All warm and full of chocolate, we headed back outside and wandered to the tram. It was still really cold and we had all pretty much had enough for one day. We found the correct tram back (and even helped some other even more confused tourists!). This tram was decidedly warmer than the morning one. We were at Central 20 mins before our train back to Vienna, and it was freezing waiting at the platform.
Unlike the morning, the train to Vienna is quite packed. Both kids were getting tired and were talking non-stop for the whole trip, much to the amusement of all the surrounding train go-ers, who thought their questions and observations were hilarious. It was dark all the way back but we had lots of pretty lights and snow beside the railway tracks to keep us amused. The trip took just over an hour, and we were back in Vienna around 5.40pm. We caught the local trains back to our closest station and the second of the trains had the most heated seats we’ve ever experienced and we almost cooked.
We get out of the station and it sadly hadn’t got any warmer since our departure that morning. It’s -6 degrees with an apparent temperature of -13 degrees again. We had a quick walk around trying to find something for dinner, and ended up back at the pub from 2 nights ago as we had quite enjoyed it. This time I tried the fried dumpling with egg and green salad which is really good.

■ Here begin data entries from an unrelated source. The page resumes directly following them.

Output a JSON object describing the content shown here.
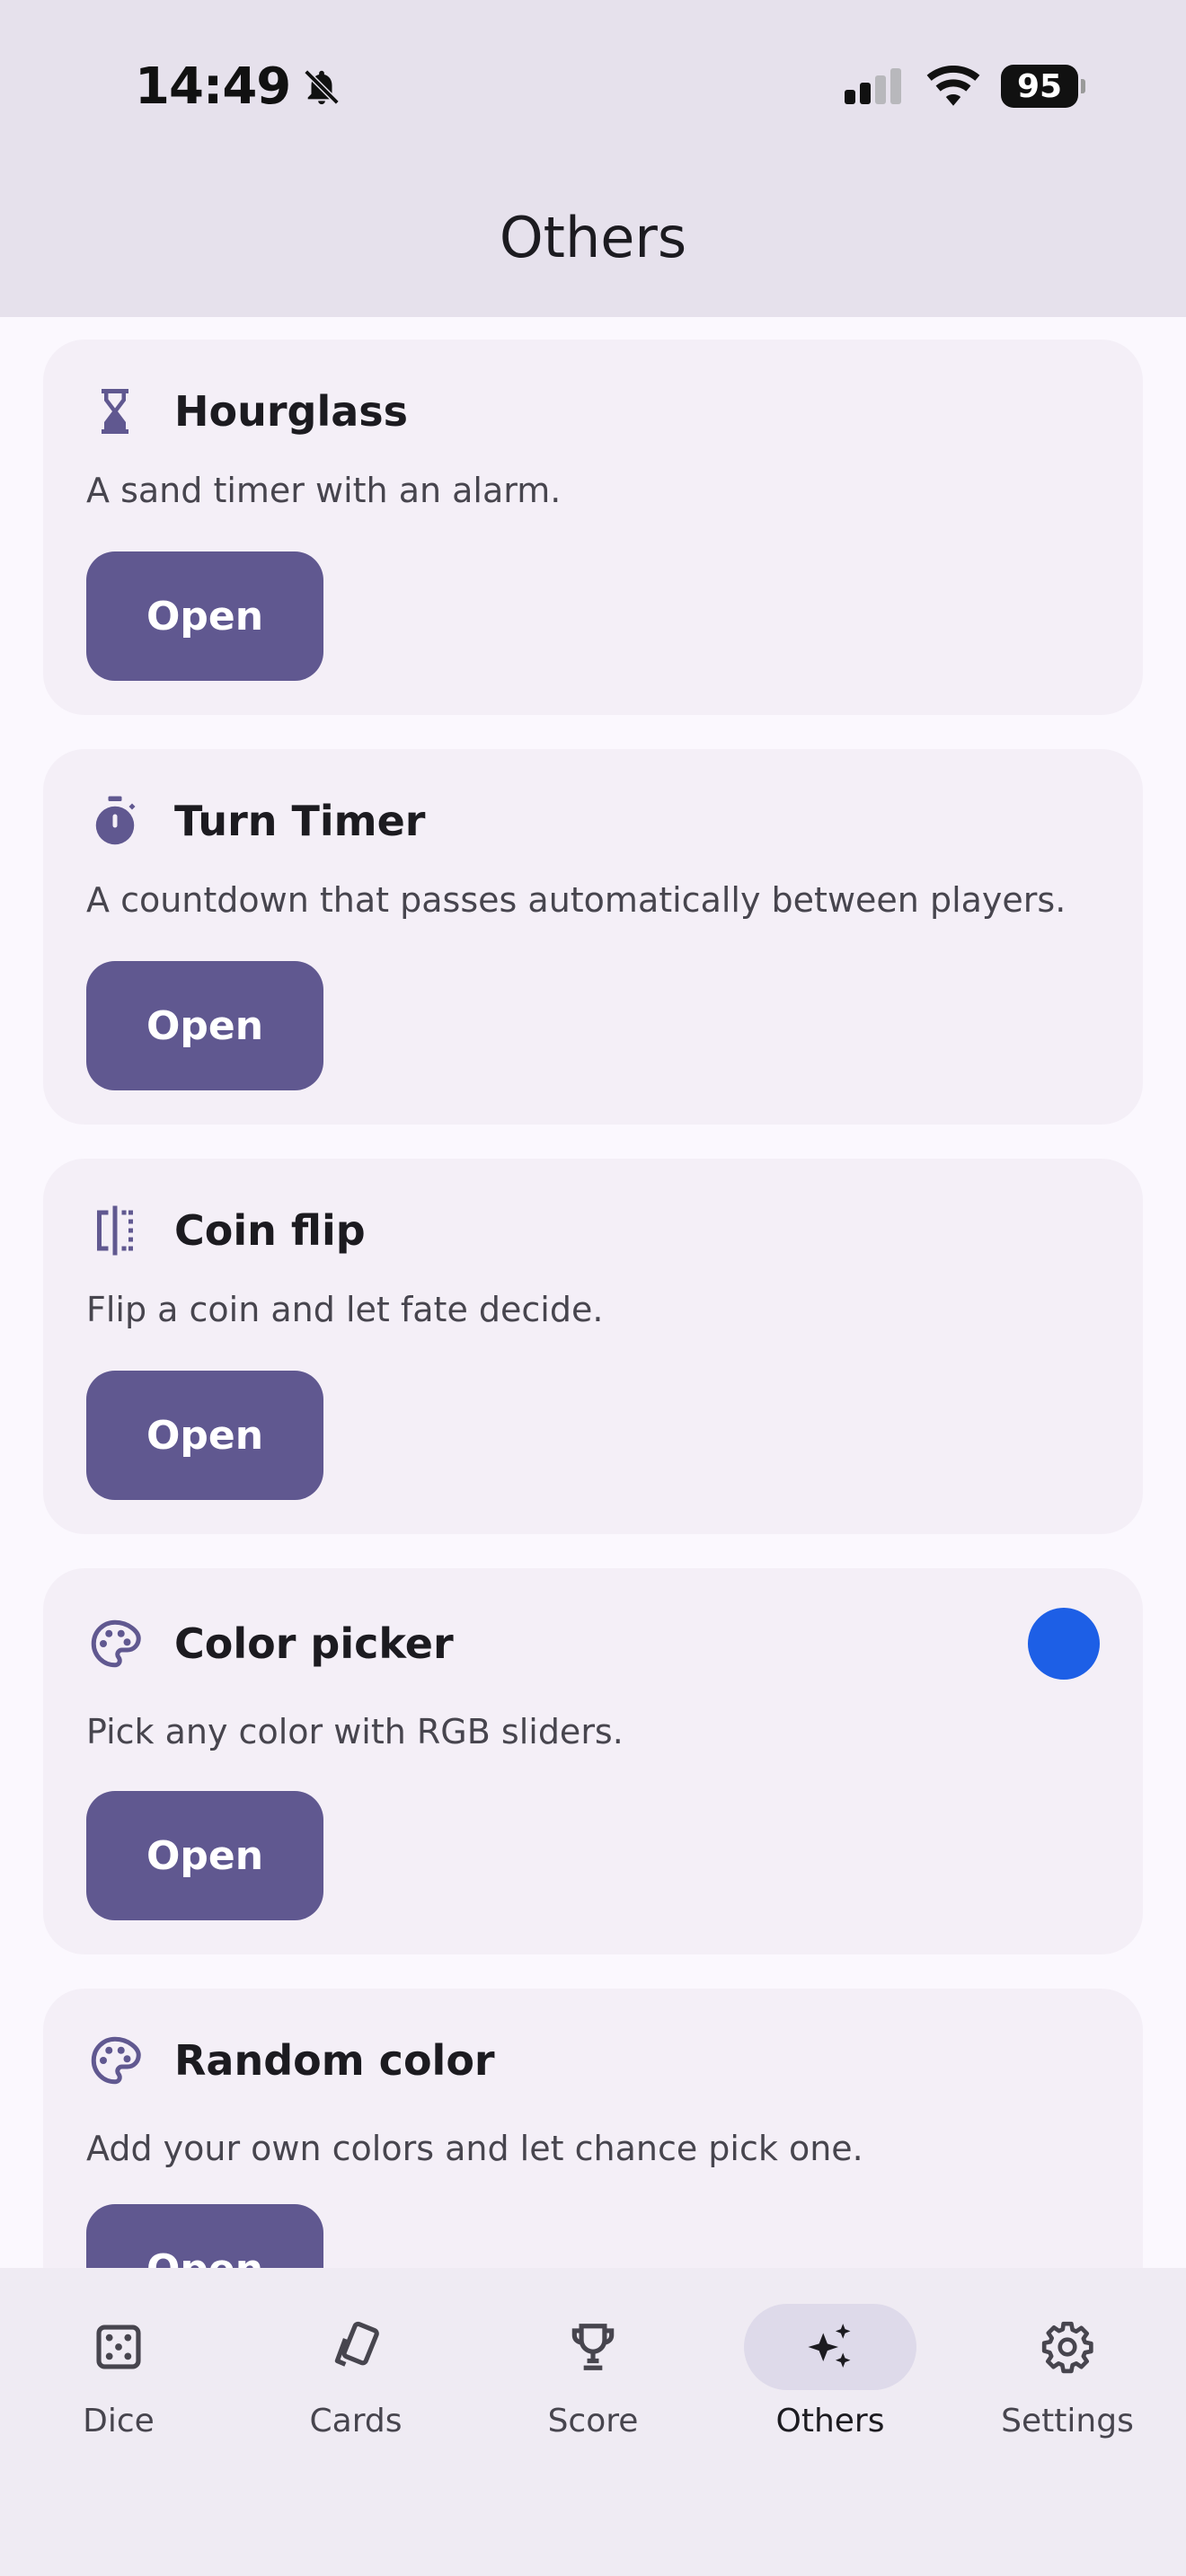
{
  "status_bar": {
    "time": "14:49",
    "battery": "95"
  },
  "header": {
    "title": "Others"
  },
  "cards": [
    {
      "icon": "hourglass-icon",
      "title": "Hourglass",
      "description": "A sand timer with an alarm.",
      "button": "Open"
    },
    {
      "icon": "stopwatch-icon",
      "title": "Turn Timer",
      "description": "A countdown that passes automatically between players.",
      "button": "Open"
    },
    {
      "icon": "coin-flip-icon",
      "title": "Coin flip",
      "description": "Flip a coin and let fate decide.",
      "button": "Open"
    },
    {
      "icon": "palette-icon",
      "title": "Color picker",
      "description": "Pick any color with RGB sliders.",
      "button": "Open",
      "swatch_color": "#1d5fe6"
    },
    {
      "icon": "palette-icon",
      "title": "Random color",
      "description": "Add your own colors and let chance pick one.",
      "button": "Open"
    }
  ],
  "bottom_nav": {
    "active": "Others",
    "items": [
      {
        "label": "Dice",
        "icon": "dice-icon"
      },
      {
        "label": "Cards",
        "icon": "cards-icon"
      },
      {
        "label": "Score",
        "icon": "trophy-icon"
      },
      {
        "label": "Others",
        "icon": "sparkles-icon"
      },
      {
        "label": "Settings",
        "icon": "gear-icon"
      }
    ]
  },
  "colors": {
    "primary": "#605890",
    "surface": "#fbf8fe",
    "card": "#f4eff7",
    "top_bar": "#e6e1ec",
    "nav_bar": "#efebf3",
    "nav_active_pill": "#dedaea"
  }
}
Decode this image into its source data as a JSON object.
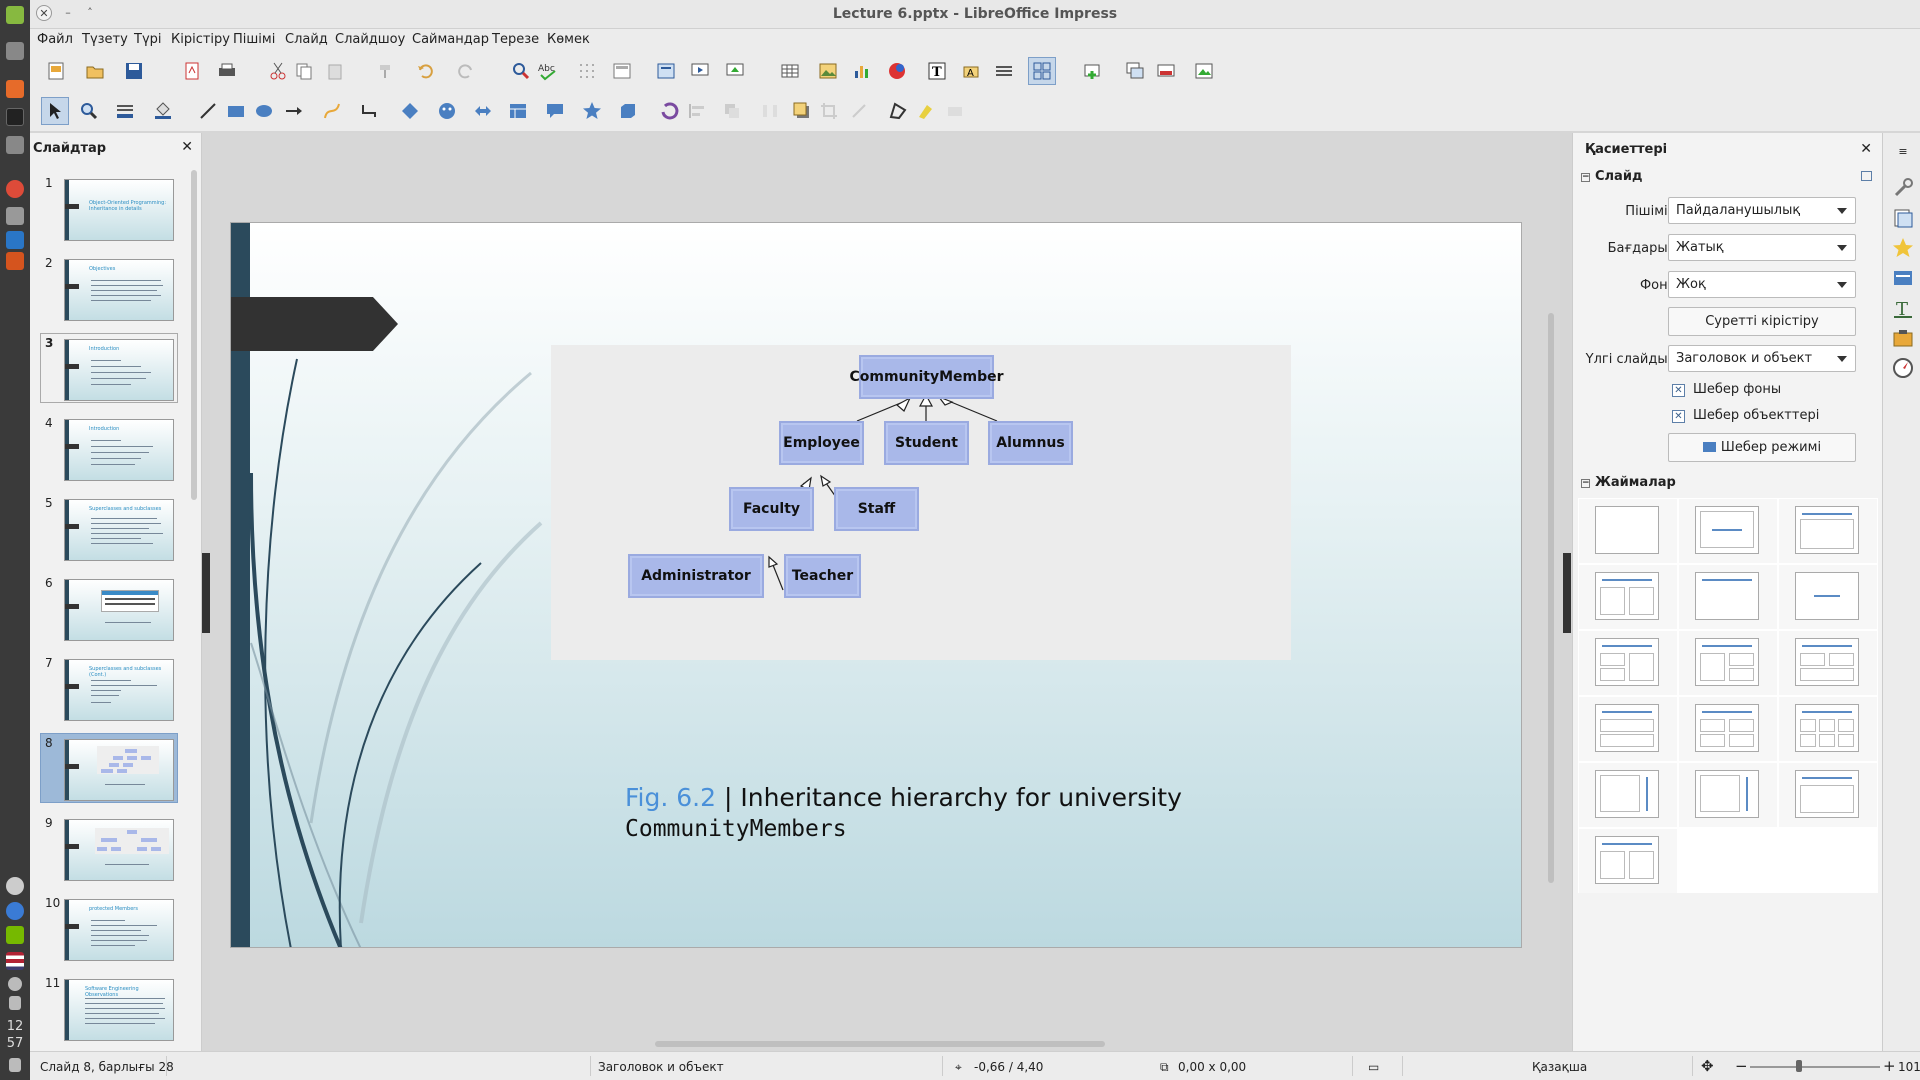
{
  "window": {
    "title": "Lecture 6.pptx - LibreOffice Impress"
  },
  "menu": [
    "Файл",
    "Түзету",
    "Түрі",
    "Кірістіру",
    "Пішімі",
    "Слайд",
    "Слайдшоу",
    "Саймандар",
    "Терезе",
    "Көмек"
  ],
  "slides_pane": {
    "title": "Слайдтар",
    "thumbnails": [
      {
        "num": "1",
        "title": "Object-Oriented Programming: Inheritance in details"
      },
      {
        "num": "2",
        "title": "Objectives"
      },
      {
        "num": "3",
        "title": "Introduction"
      },
      {
        "num": "4",
        "title": "Introduction"
      },
      {
        "num": "5",
        "title": "Superclasses and subclasses"
      },
      {
        "num": "6",
        "title": ""
      },
      {
        "num": "7",
        "title": "Superclasses and subclasses (Cont.)"
      },
      {
        "num": "8",
        "title": ""
      },
      {
        "num": "9",
        "title": ""
      },
      {
        "num": "10",
        "title": "protected Members"
      },
      {
        "num": "11",
        "title": "Software Engineering Observations"
      }
    ],
    "selected": "8"
  },
  "slide": {
    "nodes": {
      "community_member": "CommunityMember",
      "employee": "Employee",
      "student": "Student",
      "alumnus": "Alumnus",
      "faculty": "Faculty",
      "staff": "Staff",
      "administrator": "Administrator",
      "teacher": "Teacher"
    },
    "caption": {
      "fig": "Fig. 6.2",
      "sep": " | ",
      "text": "Inheritance hierarchy for university",
      "line2": "CommunityMembers"
    }
  },
  "sidebar": {
    "title": "Қасиеттері",
    "slide_section": "Слайд",
    "format_label": "Пішімі:",
    "format_value": "Пайдаланушылық",
    "orientation_label": "Бағдары:",
    "orientation_value": "Жатық",
    "background_label": "Фон:",
    "background_value": "Жоқ",
    "insert_image": "Суретті кірістіру",
    "master_label": "Үлгі слайды:",
    "master_value": "Заголовок и объект",
    "master_background": "Шебер фоны",
    "master_objects": "Шебер объекттері",
    "master_mode": "Шебер режимі",
    "layouts_section": "Жаймалар"
  },
  "status": {
    "slide": "Слайд 8, барлығы 28",
    "layout": "Заголовок и объект",
    "position": "-0,66 / 4,40",
    "size": "0,00 x 0,00",
    "language": "Қазақша",
    "zoom": "101%"
  },
  "system": {
    "time_h": "12",
    "time_m": "57"
  },
  "colors": {
    "accent": "#2b4a5c",
    "node_fill": "#a9b8e9",
    "caption_fig": "#4a90d9"
  }
}
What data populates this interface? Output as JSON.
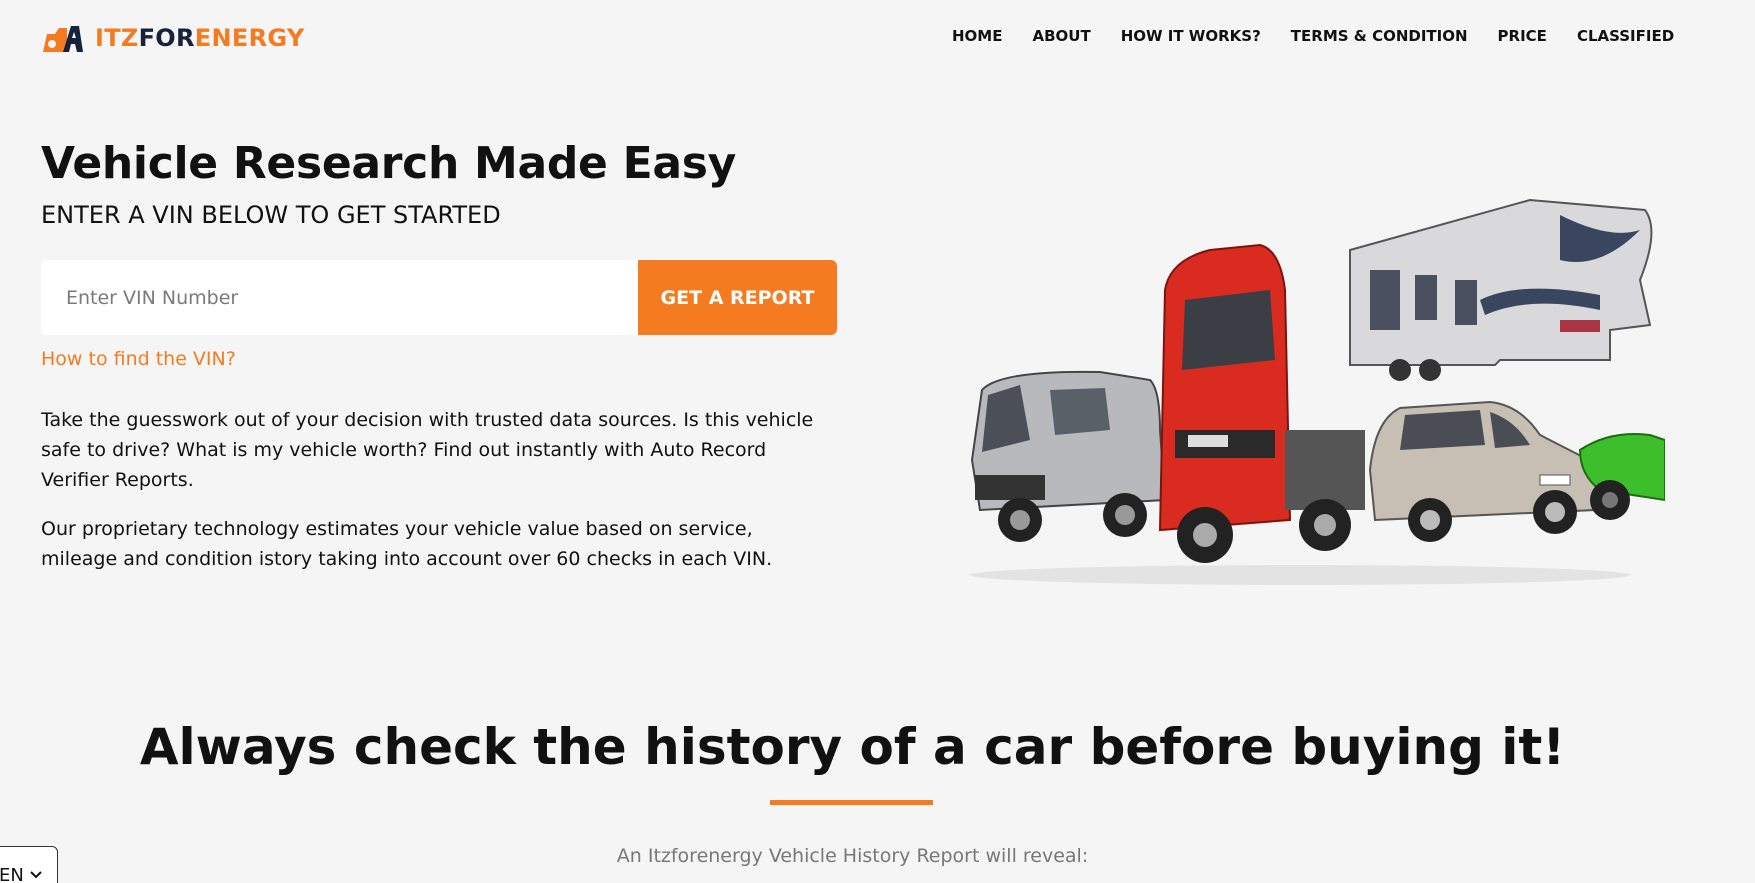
{
  "brand": {
    "name_part1": "ITZ",
    "name_part2": "FOR",
    "name_part3": "ENERGY",
    "accent_color": "#f47b20",
    "dark_color": "#17223b"
  },
  "nav": {
    "items": [
      {
        "label": "HOME"
      },
      {
        "label": "ABOUT"
      },
      {
        "label": "HOW IT WORKS?"
      },
      {
        "label": "TERMS & CONDITION"
      },
      {
        "label": "PRICE"
      },
      {
        "label": "CLASSIFIED"
      }
    ]
  },
  "hero": {
    "title": "Vehicle Research Made Easy",
    "subtitle": "ENTER A VIN BELOW TO GET STARTED",
    "vin_placeholder": "Enter VIN Number",
    "vin_value": "",
    "report_button": "GET A REPORT",
    "find_vin_link": "How to find the VIN?",
    "paragraph1": "Take the guesswork out of your decision with trusted data sources. Is this vehicle safe to drive? What is my vehicle worth? Find out instantly with Auto Record Verifier Reports.",
    "paragraph2": "Our proprietary technology estimates your vehicle value based on service, mileage and condition istory taking into account over 60 checks in each VIN.",
    "image_icon": "vehicles-illustration"
  },
  "section": {
    "title": "Always check the history of a car before buying it!",
    "subtitle": "An Itzforenergy Vehicle History Report will reveal:"
  },
  "language": {
    "selected": "EN"
  }
}
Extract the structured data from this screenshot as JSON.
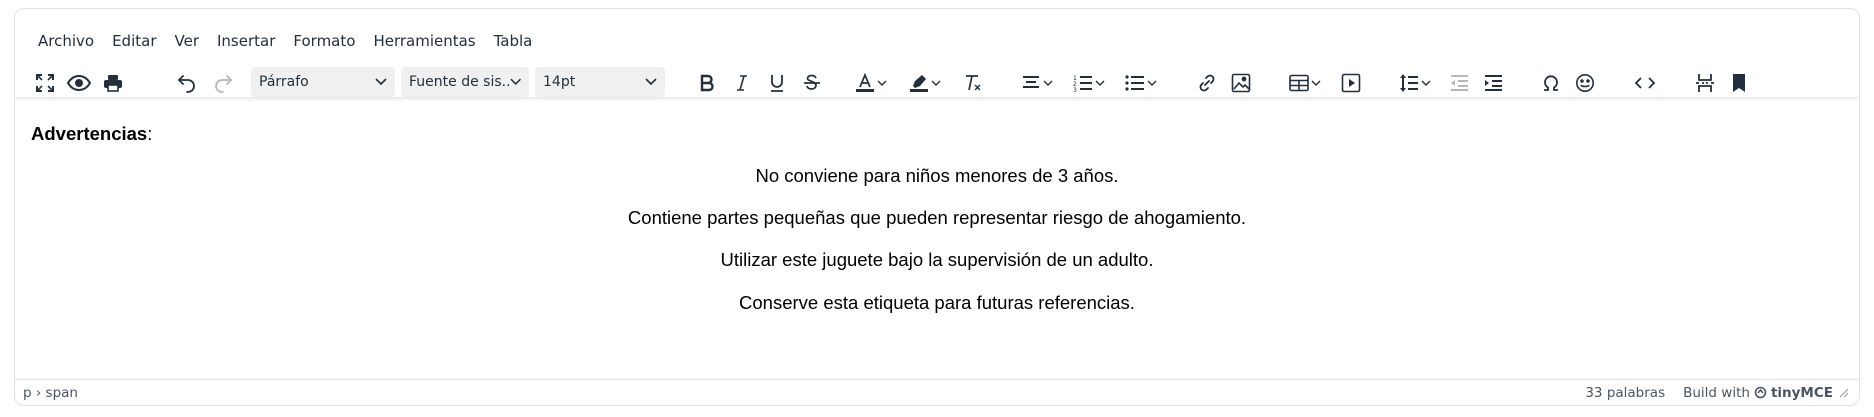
{
  "menubar": {
    "items": [
      "Archivo",
      "Editar",
      "Ver",
      "Insertar",
      "Formato",
      "Herramientas",
      "Tabla"
    ]
  },
  "toolbar": {
    "block_format": "Párrafo",
    "font_family": "Fuente de sis...",
    "font_size": "14pt",
    "buttons": [
      "fullscreen-icon",
      "preview-icon",
      "print-icon",
      "undo-icon",
      "redo-icon",
      "bold-icon",
      "italic-icon",
      "underline-icon",
      "strikethrough-icon",
      "text-color-icon",
      "highlight-icon",
      "remove-format-icon",
      "align-icon",
      "numbered-list-icon",
      "bullet-list-icon",
      "link-icon",
      "image-icon",
      "table-icon",
      "media-icon",
      "line-height-icon",
      "outdent-icon",
      "indent-icon",
      "special-char-icon",
      "emoji-icon",
      "source-code-icon",
      "page-break-icon",
      "anchor-icon"
    ]
  },
  "content": {
    "heading": "Advertencias",
    "heading_suffix": ":",
    "lines": [
      "No conviene para niños menores de 3 años.",
      "Contiene partes pequeñas que pueden representar riesgo de ahogamiento.",
      "Utilizar este juguete bajo la supervisión de un adulto.",
      "Conserve esta etiqueta para futuras referencias."
    ]
  },
  "statusbar": {
    "path": "p › span",
    "word_count": "33 palabras",
    "build_with": "Build with",
    "brand": "tinyMCE"
  },
  "colors": {
    "text": "#222f3e",
    "disabled": "#b4b8be",
    "border": "#dee0e3",
    "select_bg": "#f0f0f0"
  }
}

Anto and Mikl had learnt from the boiled beef experience and had roast pork, sauerkraut and dumpling. Alan has beef, onion and roast potatoes. As usual the boys have many giant beers and I had more of the cheap and good house wine. The kids got their kinder schnitzel with potato salad and mineral water. Soren now chants ‘schnitzel, schnitzel’ every time we go into a restaurant! The kids had remembered the mix-up with the mineral water from the other night and requested the water with bubbles again, so we ordered it for them to keep the peace! Anything for tired kids….
Once the kids had eaten, Soren was rather tired so Anto took him back to apartment for a shower and bed. The rest of us decided to stay for dessert. My German was passable enough that waitress keeps talking to us in German and then she’d go too fast we all got confused, and it was obvious that we really had no idea what they were saying to us! For dessert we ordered chocolate mousse and pancakes with berries, both of which are really nice. While we were having dessert Astrid practices her German on the waitresses which they all thought was cute.
All full of food we were back to apartment about 9pm to find Soren asleep (thank goodness). We had a very tired Astrid who didn’t take long to go to sleep. It was still officially cold, at -5 with a -16 apparent temperature!
Statistics for the 3rd of January 2016 – in both Vienna, Austria and Bratislava, Slovakia, the minimum temperature was -6 degrees and the maximum was -5 degrees, with a mean of -6 degrees. The apparent temperature sat at at about -15 degrees all day – definitely freezing (in case you couldn’t tell by the photos)! The total walking for the day was 14km, a good way to warm up….. or at least not freeze to death!